M M Golam Rabbani

 Rabbani is a PhD student at the Environment and Geography department, working on the perception on environmental migration under the supervision of Dr John Forrester and Dr Joshua Krishner since October, 2018.

Supervisors:  Dr John Forrester and Dr Joshua Krishner (Dept of Environment and Geography)

Rabbani's research specifically focuses the perception of Environmental Migration. He is looking in the developing country context, Bangladesh, where he grew up. Read more >>

Christine Gemell-Ferguson

Supervisors: Dr Steve Cinderby, Dr Sarah West and Dr Alison Dyke

Christine is a Human Geography and Environment PhD Student working on environmental communication.

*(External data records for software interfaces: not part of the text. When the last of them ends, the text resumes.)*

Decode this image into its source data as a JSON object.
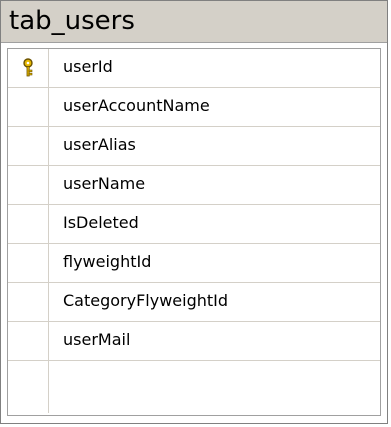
{
  "table": {
    "title": "tab_users",
    "columns": [
      {
        "name": "userId",
        "primary_key": true
      },
      {
        "name": "userAccountName",
        "primary_key": false
      },
      {
        "name": "userAlias",
        "primary_key": false
      },
      {
        "name": "userName",
        "primary_key": false
      },
      {
        "name": "IsDeleted",
        "primary_key": false
      },
      {
        "name": "flyweightId",
        "primary_key": false
      },
      {
        "name": "CategoryFlyweightId",
        "primary_key": false
      },
      {
        "name": "userMail",
        "primary_key": false
      }
    ],
    "key_icon": "primary-key-icon",
    "colors": {
      "title_bar": "#d4d0c8",
      "border": "#808080",
      "grid_line": "#d4d0c8",
      "key_gold": "#e6b800"
    }
  }
}
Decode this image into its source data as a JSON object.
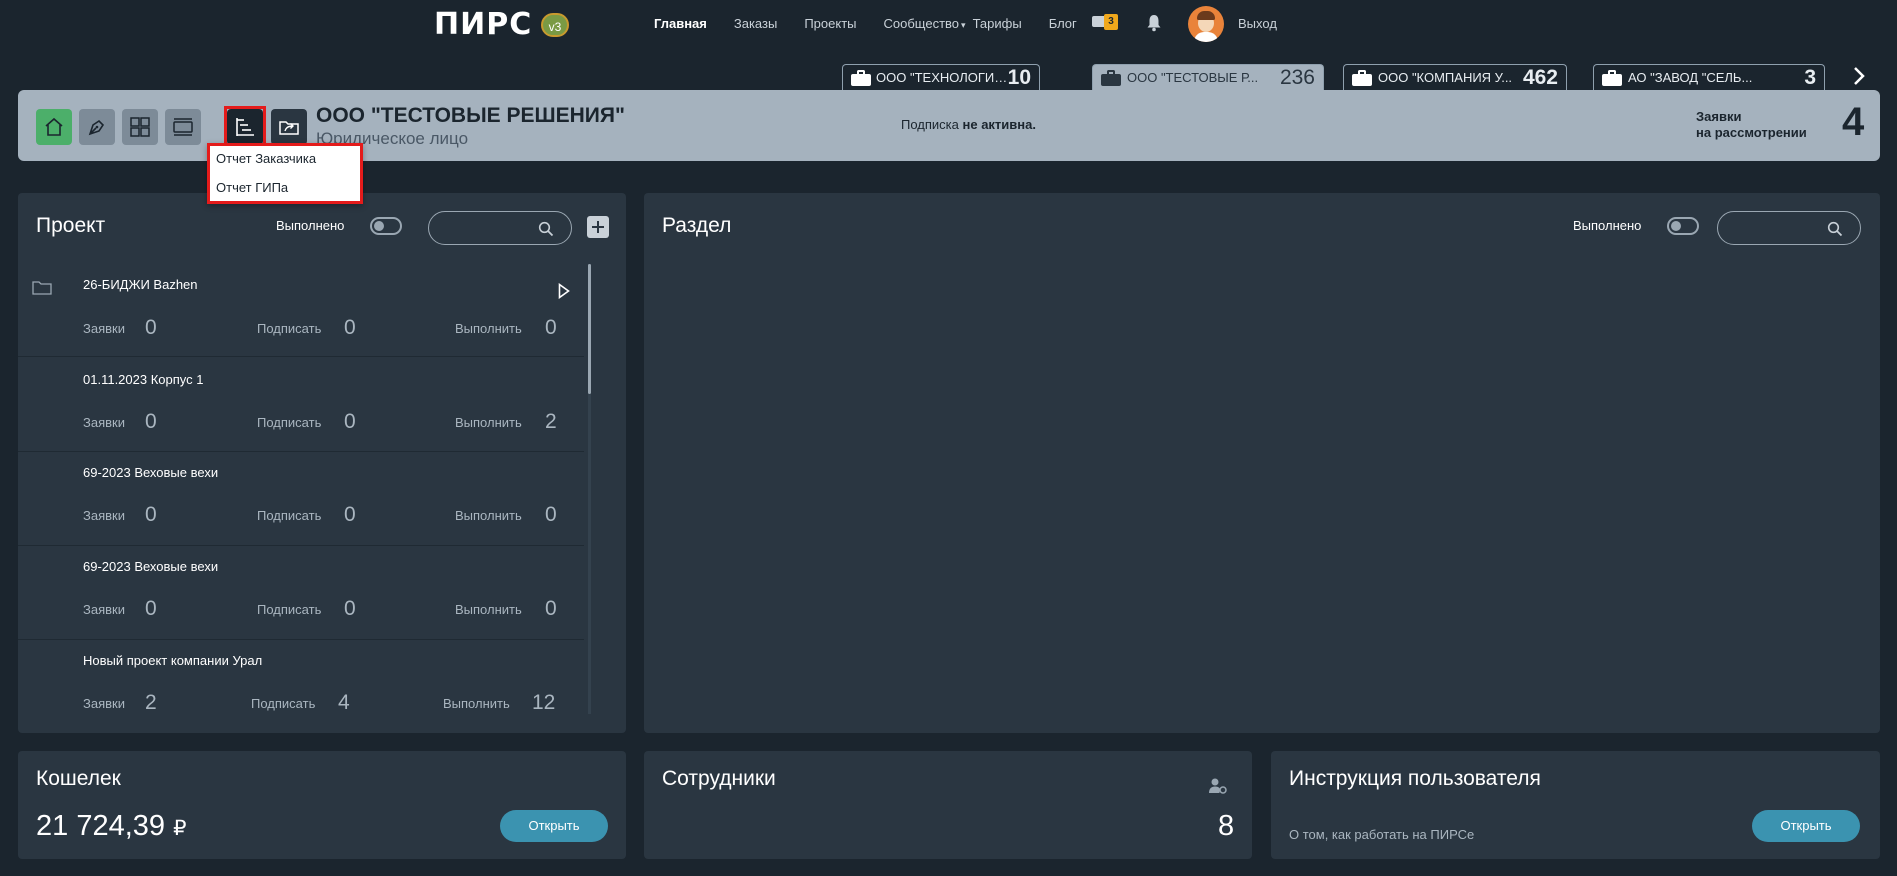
{
  "nav": {
    "logo": "ПИРС",
    "version": "v3",
    "links": [
      "Главная",
      "Заказы",
      "Проекты",
      "Сообщество",
      "Тарифы",
      "Блог"
    ],
    "chat_badge": "3",
    "logout": "Выход"
  },
  "company_tabs": [
    {
      "name": "ООО \"ТЕХНОЛОГИЯ...",
      "count": "10"
    },
    {
      "name": "ООО \"ТЕСТОВЫЕ Р...",
      "count": "236"
    },
    {
      "name": "ООО \"КОМПАНИЯ У...",
      "count": "462"
    },
    {
      "name": "АО \"ЗАВОД \"СЕЛЬ...",
      "count": "3"
    }
  ],
  "company": {
    "name": "ООО \"ТЕСТОВЫЕ РЕШЕНИЯ\"",
    "type": "Юридическое лицо",
    "subscription_prefix": "Подписка ",
    "subscription_status": "не активна.",
    "requests_label_1": "Заявки",
    "requests_label_2": "на рассмотрении",
    "requests_count": "4"
  },
  "dropdown": {
    "item1": "Отчет Заказчика",
    "item2": "Отчет ГИПа"
  },
  "project_panel": {
    "title": "Проект",
    "toggle_label": "Выполнено",
    "projects": [
      {
        "name": "26-БИДЖИ Bazhen",
        "requests_label": "Заявки",
        "requests": "0",
        "sign_label": "Подписать",
        "sign": "0",
        "do_label": "Выполнить",
        "do": "0"
      },
      {
        "name": "01.11.2023 Корпус 1",
        "requests_label": "Заявки",
        "requests": "0",
        "sign_label": "Подписать",
        "sign": "0",
        "do_label": "Выполнить",
        "do": "2"
      },
      {
        "name": "69-2023 Веховые вехи",
        "requests_label": "Заявки",
        "requests": "0",
        "sign_label": "Подписать",
        "sign": "0",
        "do_label": "Выполнить",
        "do": "0"
      },
      {
        "name": "69-2023 Веховые вехи",
        "requests_label": "Заявки",
        "requests": "0",
        "sign_label": "Подписать",
        "sign": "0",
        "do_label": "Выполнить",
        "do": "0"
      },
      {
        "name": "Новый проект компании Урал",
        "requests_label": "Заявки",
        "requests": "2",
        "sign_label": "Подписать",
        "sign": "4",
        "do_label": "Выполнить",
        "do": "12"
      }
    ]
  },
  "section_panel": {
    "title": "Раздел",
    "toggle_label": "Выполнено"
  },
  "wallet": {
    "title": "Кошелек",
    "amount": "21 724,39",
    "currency": "₽",
    "button": "Открыть"
  },
  "staff": {
    "title": "Сотрудники",
    "count": "8"
  },
  "manual": {
    "title": "Инструкция пользователя",
    "desc": "О том, как работать на ПИРСе",
    "button": "Открыть"
  },
  "colors": {
    "background": "#1b252e",
    "panel": "#2a3641",
    "accent": "#3b93b0",
    "home_button": "#4caf6a",
    "highlight": "#e41b1b",
    "badge": "#f0a81c"
  }
}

Her research focuses on quantifying the effects of environmental campaigns on pro-environmental behaviour.
Sergio Paramo Ortiz Supervisors: Dr Corrado Topi and Dr Samarthia Thankappan (Dept Environment and Geography)

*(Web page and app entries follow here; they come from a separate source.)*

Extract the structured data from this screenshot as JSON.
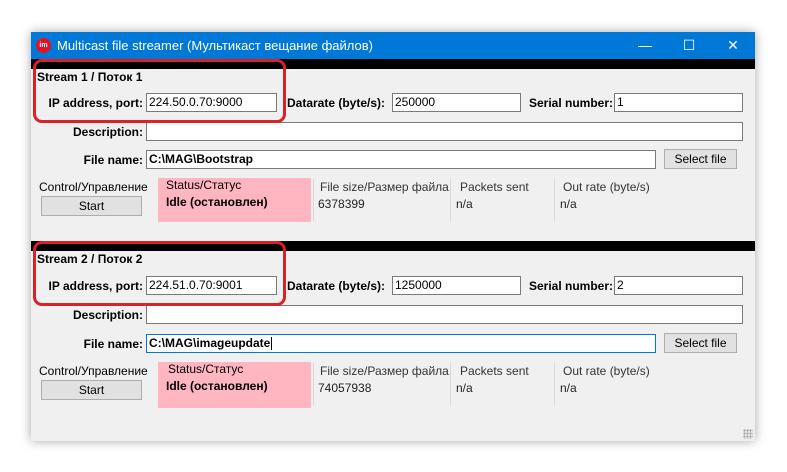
{
  "window": {
    "title": "Multicast file streamer (Мультикаст вещание файлов)",
    "app_icon_text": "im",
    "controls": {
      "minimize": "—",
      "maximize": "☐",
      "close": "✕"
    }
  },
  "streams": [
    {
      "title": "Stream 1 / Поток 1",
      "ip_label": "IP address, port:",
      "ip_value": "224.50.0.70:9000",
      "datarate_label": "Datarate (byte/s):",
      "datarate_value": "250000",
      "serial_label": "Serial number:",
      "serial_value": "1",
      "description_label": "Description:",
      "description_value": "",
      "filename_label": "File name:",
      "filename_value": "C:\\MAG\\Bootstrap",
      "select_file_label": "Select file",
      "control_label": "Control/Управление",
      "start_label": "Start",
      "status_label": "Status/Статус",
      "status_value": "Idle (остановлен)",
      "filesize_label": "File size/Размер файла",
      "filesize_value": "6378399",
      "packets_label": "Packets sent",
      "packets_value": "n/a",
      "outrate_label": "Out rate (byte/s)",
      "outrate_value": "n/a"
    },
    {
      "title": "Stream 2 / Поток 2",
      "ip_label": "IP address, port:",
      "ip_value": "224.51.0.70:9001",
      "datarate_label": "Datarate (byte/s):",
      "datarate_value": "1250000",
      "serial_label": "Serial number:",
      "serial_value": "2",
      "description_label": "Description:",
      "description_value": "",
      "filename_label": "File name:",
      "filename_value": "C:\\MAG\\imageupdate",
      "select_file_label": "Select file",
      "control_label": "Control/Управление",
      "start_label": "Start",
      "status_label": "Status/Статус",
      "status_value": "Idle (остановлен)",
      "filesize_label": "File size/Размер файла",
      "filesize_value": "74057938",
      "packets_label": "Packets sent",
      "packets_value": "n/a",
      "outrate_label": "Out rate (byte/s)",
      "outrate_value": "n/a"
    }
  ],
  "colors": {
    "titlebar": "#0078d7",
    "status_background": "#ffb6c1",
    "highlight": "#d92128",
    "separator": "#000000"
  }
}
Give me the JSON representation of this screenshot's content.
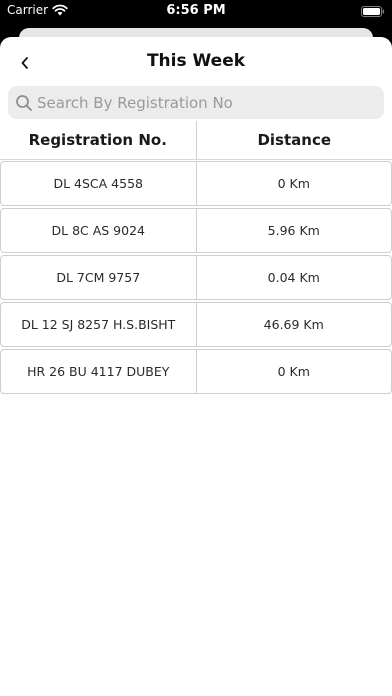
{
  "status_bar": {
    "carrier": "Carrier",
    "time": "6:56 PM"
  },
  "nav": {
    "title": "This Week",
    "back_icon": "chevron-left-icon"
  },
  "search": {
    "placeholder": "Search By Registration No",
    "value": ""
  },
  "table": {
    "columns": [
      "Registration No.",
      "Distance"
    ],
    "rows": [
      {
        "registration": "DL 4SCA 4558",
        "distance": "0 Km"
      },
      {
        "registration": "DL 8C AS 9024",
        "distance": "5.96 Km"
      },
      {
        "registration": "DL 7CM 9757",
        "distance": "0.04 Km"
      },
      {
        "registration": "DL 12 SJ 8257 H.S.BISHT",
        "distance": "46.69 Km"
      },
      {
        "registration": "HR 26 BU 4117 DUBEY",
        "distance": "0 Km"
      }
    ]
  }
}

Exploring the nature of social innovations generated by social enterprises: the case of Mexico

Other students (information to follow): William Burn, Joanne Morris, Abby Mycroft,  Maigari Dauda, Sitong Mu

Former students:

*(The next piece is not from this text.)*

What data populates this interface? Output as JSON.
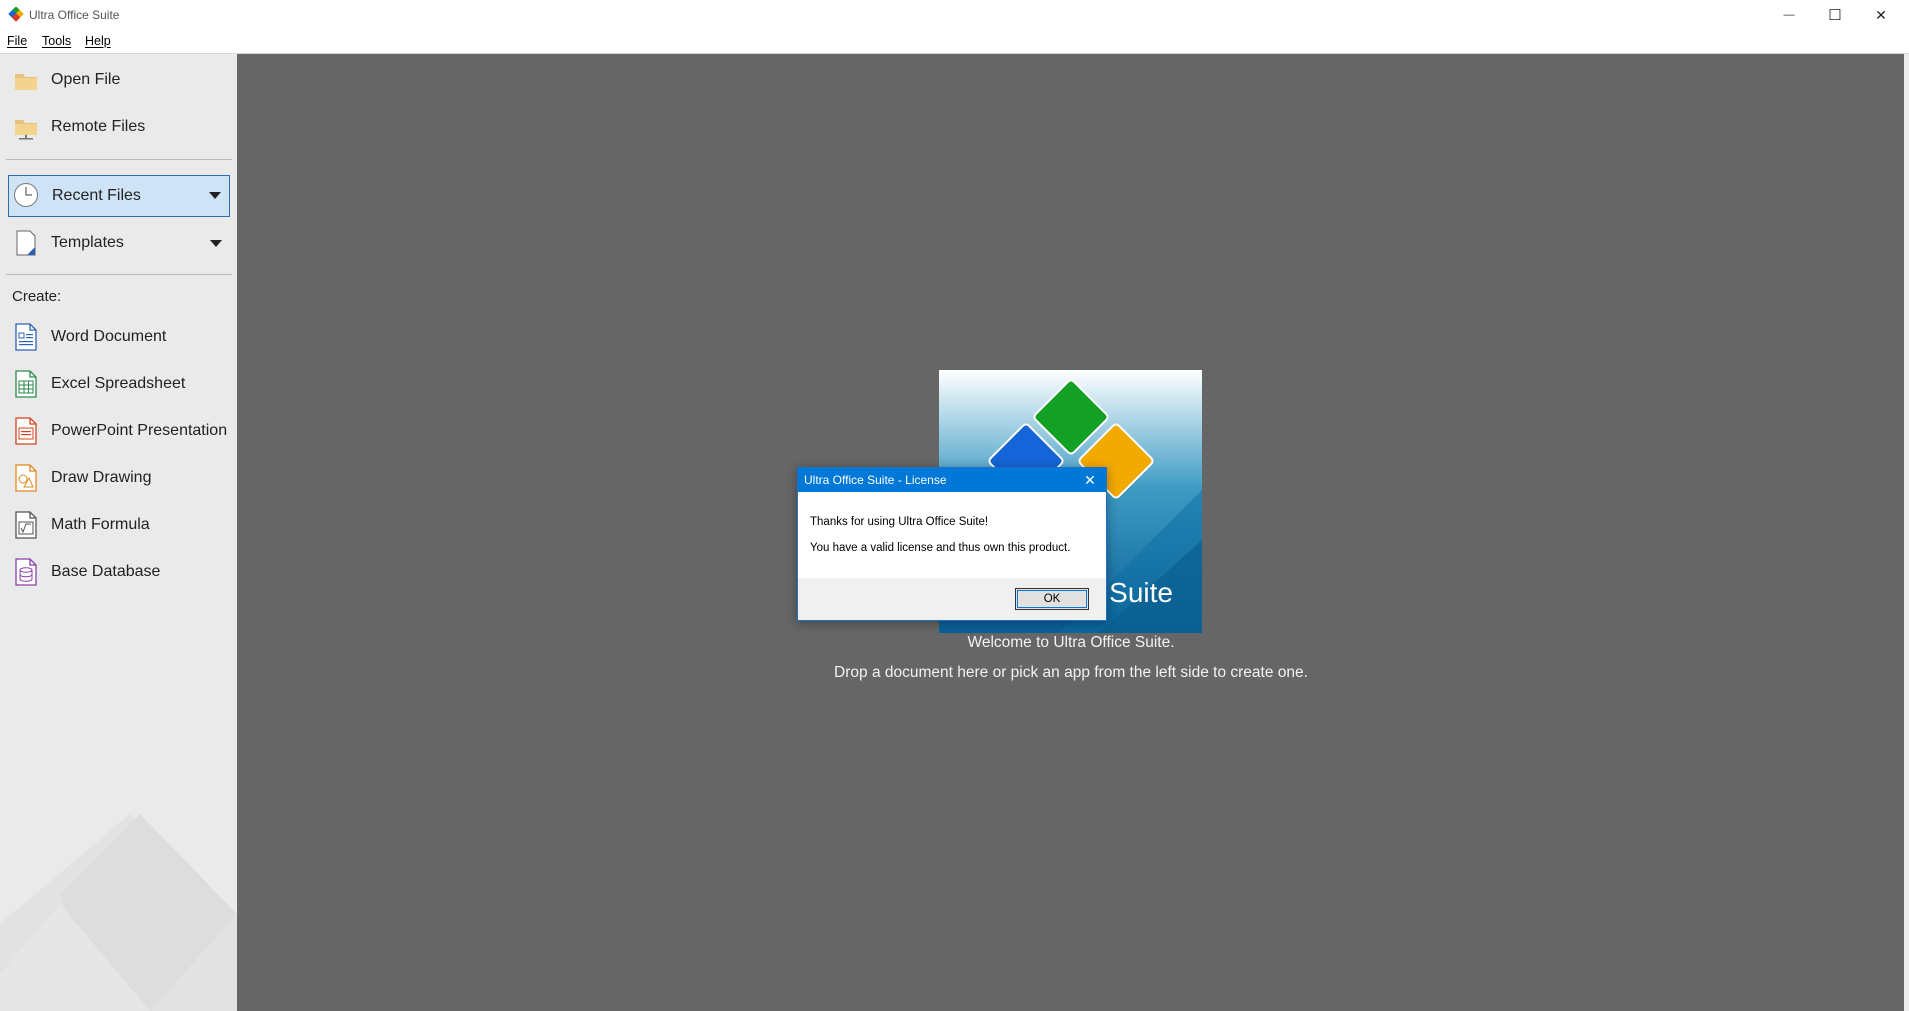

Chubamenla Jamir, Leha Jeha, Andriannah MBandi, Phoebe Morton, Stephanie Osborne, Guilia Paggiola, Tortrakal Wattanoavorakijkul




What do our researchers go on to do?


Student: Andriannah Mbandi

Supervisors: Dr Dieter Schwela and  Prof Lisa Emberson

Years: 2013-2017

Research: Andriannah's research focussed specifically on the contribution of road transport emissions to air pollution in Sub-Saharan African cities.

Now: Undertaking research related to transport emissions in Nairobi

Read her blog posts here:

 - Can a sustainable transport road map support Africa’s development agenda?

Follow her on Twitter: @AndriannahM
 Andriannah Mbandi

Student: Phoebe Morton

Supervisor: Dr Andreas Heinemeyer

Years: 2013-2017

Research:  Effects of different types of heather management on peatland vegetation, carbon dynamics, greenhouse gas fluxes and water quality.

Now: Post-Doctoral Research Assistant at Ulster University

Phoebe Morton

Phoebe worked on a Defra funded project (BD5104) looking at peatland management and ecosystem services in the UK. Through this work, she has gained a deep understanding of management of upland areas and their importance for local industries. Her research included lab experiments to determine which peatland components (e.g. plant roots or fungi) have led to the observed increase in water colour over recent years; water table manipulations to improve C calculations; and an assessment of the different managements on the nutritional value of heather and species composition. 

Phoebe now has a position as Post-Doctoral Research Assistant on a water project based in Northern Ireland (Ulster Univ). Follow her on Twitter:  PhoebeM_SEI


Student: Stephanie Osborne

Supervisor: Prof Lisa Emberson and Dr Gina Mills (Centre for Ecology and Hydrology, CEH)

Years: 2014-2017

Research: Assessing Ozone impacts on crops in South Asia. 

Now: Research Analyst for the UK Civil Service

Steph Osborne

Steph's research project focussed on quantifying the effect which rising levels of ground-level ozone around the world is likely to have on the growth, physiology and yield of soybean and wheat.



Student: Chubamenla Jamir

Supervisor: Prof Lisa Emberson

Years: 2008-2012

Research: Assessing Ozone impacts on arable crops in South Asia. 

Now: Assistant Professor at the Department for Natural Resources at TERI University, India

 Chuba Jamir

Chuba's research investigated the impacts of the air pollutant ozone on key staple crops of  south Asia (wheat, rice, soybean and potato) and found that yield losses of between 5 and 15% occurred frequently across the region. The study was also able to identify co-varying factors that contributed to risk including proximity to ozone precursor emission sources, local meteorology and crop physiology. This information was used to identify phenological traits (crop sowing dates and maturing periods) that might alter the sensitivity of new cultivars to ozone for use in informing future crop biotechnology efforts.  

Chuba is now Assistant Professor at the Department for Natural Resources at TERI University, India. Visit her page here.


For informal enquiries please contact: sei-phd-enquiries@york,